# [PROBLEM REQUIREMENTS]
Top to bottom, give the entries again exactly as written.

# [DATASET EXTRACT]
******************************
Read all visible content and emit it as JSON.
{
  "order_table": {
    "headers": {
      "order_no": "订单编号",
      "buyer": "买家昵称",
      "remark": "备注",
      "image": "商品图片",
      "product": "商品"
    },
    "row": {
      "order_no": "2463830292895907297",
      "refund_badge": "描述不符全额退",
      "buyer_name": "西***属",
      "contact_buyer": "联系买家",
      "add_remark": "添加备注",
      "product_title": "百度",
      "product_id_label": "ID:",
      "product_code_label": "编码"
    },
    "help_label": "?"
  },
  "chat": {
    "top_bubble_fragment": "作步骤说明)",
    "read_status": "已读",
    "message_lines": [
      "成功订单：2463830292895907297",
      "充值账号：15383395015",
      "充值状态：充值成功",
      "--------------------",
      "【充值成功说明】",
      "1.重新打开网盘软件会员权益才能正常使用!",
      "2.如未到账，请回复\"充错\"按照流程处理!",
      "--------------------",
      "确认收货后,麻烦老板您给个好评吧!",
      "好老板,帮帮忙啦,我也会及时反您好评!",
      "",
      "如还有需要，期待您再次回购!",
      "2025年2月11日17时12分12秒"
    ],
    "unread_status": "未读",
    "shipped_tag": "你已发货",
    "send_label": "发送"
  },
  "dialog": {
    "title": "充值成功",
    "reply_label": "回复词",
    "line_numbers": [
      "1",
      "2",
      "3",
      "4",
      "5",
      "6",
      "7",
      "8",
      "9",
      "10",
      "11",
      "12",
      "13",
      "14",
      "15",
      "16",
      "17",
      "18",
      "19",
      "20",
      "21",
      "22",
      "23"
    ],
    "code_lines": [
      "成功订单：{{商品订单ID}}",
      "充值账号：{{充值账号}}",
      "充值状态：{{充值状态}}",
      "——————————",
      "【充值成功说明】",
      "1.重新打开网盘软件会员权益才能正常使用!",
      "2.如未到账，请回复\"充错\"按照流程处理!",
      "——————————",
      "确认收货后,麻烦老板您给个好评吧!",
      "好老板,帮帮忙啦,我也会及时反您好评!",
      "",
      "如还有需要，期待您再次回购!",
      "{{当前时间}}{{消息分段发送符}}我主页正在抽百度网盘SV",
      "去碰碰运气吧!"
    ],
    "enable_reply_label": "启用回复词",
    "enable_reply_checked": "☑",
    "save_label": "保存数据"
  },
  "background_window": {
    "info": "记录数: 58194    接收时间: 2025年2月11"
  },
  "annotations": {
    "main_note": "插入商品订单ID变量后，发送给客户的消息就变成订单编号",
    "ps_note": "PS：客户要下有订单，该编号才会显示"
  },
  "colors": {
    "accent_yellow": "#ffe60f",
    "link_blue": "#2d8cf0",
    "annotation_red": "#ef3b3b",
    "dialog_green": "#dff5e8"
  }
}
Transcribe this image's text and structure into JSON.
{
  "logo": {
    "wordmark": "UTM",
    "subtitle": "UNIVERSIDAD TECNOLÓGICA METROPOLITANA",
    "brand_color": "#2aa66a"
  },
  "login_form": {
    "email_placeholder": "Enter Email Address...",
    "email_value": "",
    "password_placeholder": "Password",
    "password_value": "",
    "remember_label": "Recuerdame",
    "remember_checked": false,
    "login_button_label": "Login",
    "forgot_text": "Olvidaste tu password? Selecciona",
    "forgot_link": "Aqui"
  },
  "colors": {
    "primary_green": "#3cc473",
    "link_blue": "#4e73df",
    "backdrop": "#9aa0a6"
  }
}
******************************
# [ANSWER FOR THIS EXERCISE]
Read all visible content and emit it as JSON.
{
  "order_table": {
    "headers": {
      "order_no": "订单编号",
      "buyer": "买家昵称",
      "remark": "备注",
      "image": "商品图片",
      "product": "商品"
    },
    "row": {
      "order_no": "2463830292895907297",
      "refund_badge": "描述不符全额退",
      "buyer_name": "西***属",
      "contact_buyer": "联系买家",
      "add_remark": "添加备注",
      "product_title": "百度",
      "product_id_label": "ID:",
      "product_code_label": "编码"
    },
    "help_label": "?"
  },
  "chat": {
    "top_bubble_fragment": "作步骤说明)",
    "read_status": "已读",
    "message_lines": [
      "成功订单：2463830292895907297",
      "充值账号：15383395015",
      "充值状态：充值成功",
      "--------------------",
      "【充值成功说明】",
      "1.重新打开网盘软件会员权益才能正常使用!",
      "2.如未到账，请回复\"充错\"按照流程处理!",
      "--------------------",
      "确认收货后,麻烦老板您给个好评吧!",
      "好老板,帮帮忙啦,我也会及时反您好评!",
      "",
      "如还有需要，期待您再次回购!",
      "2025年2月11日17时12分12秒"
    ],
    "unread_status": "未读",
    "shipped_tag": "你已发货",
    "send_label": "发送"
  },
  "dialog": {
    "title": "充值成功",
    "reply_label": "回复词",
    "line_numbers": [
      "1",
      "2",
      "3",
      "4",
      "5",
      "6",
      "7",
      "8",
      "9",
      "10",
      "11",
      "12",
      "13",
      "14",
      "15",
      "16",
      "17",
      "18",
      "19",
      "20",
      "21",
      "22",
      "23"
    ],
    "code_lines": [
      "成功订单：{{商品订单ID}}",
      "充值账号：{{充值账号}}",
      "充值状态：{{充值状态}}",
      "——————————",
      "【充值成功说明】",
      "1.重新打开网盘软件会员权益才能正常使用!",
      "2.如未到账，请回复\"充错\"按照流程处理!",
      "——————————",
      "确认收货后,麻烦老板您给个好评吧!",
      "好老板,帮帮忙啦,我也会及时反您好评!",
      "",
      "如还有需要，期待您再次回购!",
      "{{当前时间}}{{消息分段发送符}}我主页正在抽百度网盘SV",
      "去碰碰运气吧!"
    ],
    "enable_reply_label": "启用回复词",
    "enable_reply_checked": "☑",
    "save_label": "保存数据"
  },
  "background_window": {
    "info": "记录数: 58194    接收时间: 2025年2月11"
  },
  "annotations": {
    "main_note": "插入商品订单ID变量后，发送给客户的消息就变成订单编号",
    "ps_note": "PS：客户要下有订单，该编号才会显示"
  },
  "colors": {
    "accent_yellow": "#ffe60f",
    "link_blue": "#2d8cf0",
    "annotation_red": "#ef3b3b",
    "dialog_green": "#dff5e8"
  }
}
Transcribe this image's text and structure into JSON.
{
  "logo": {
    "wordmark": "UTM",
    "subtitle": "UNIVERSIDAD TECNOLÓGICA METROPOLITANA",
    "brand_color": "#2aa66a"
  },
  "login_form": {
    "email_placeholder": "Enter Email Address...",
    "email_value": "",
    "password_placeholder": "Password",
    "password_value": "",
    "remember_label": "Recuerdame",
    "remember_checked": false,
    "login_button_label": "Login",
    "forgot_text": "Olvidaste tu password? Selecciona",
    "forgot_link": "Aqui"
  },
  "colors": {
    "primary_green": "#3cc473",
    "link_blue": "#4e73df",
    "backdrop": "#9aa0a6"
  }
}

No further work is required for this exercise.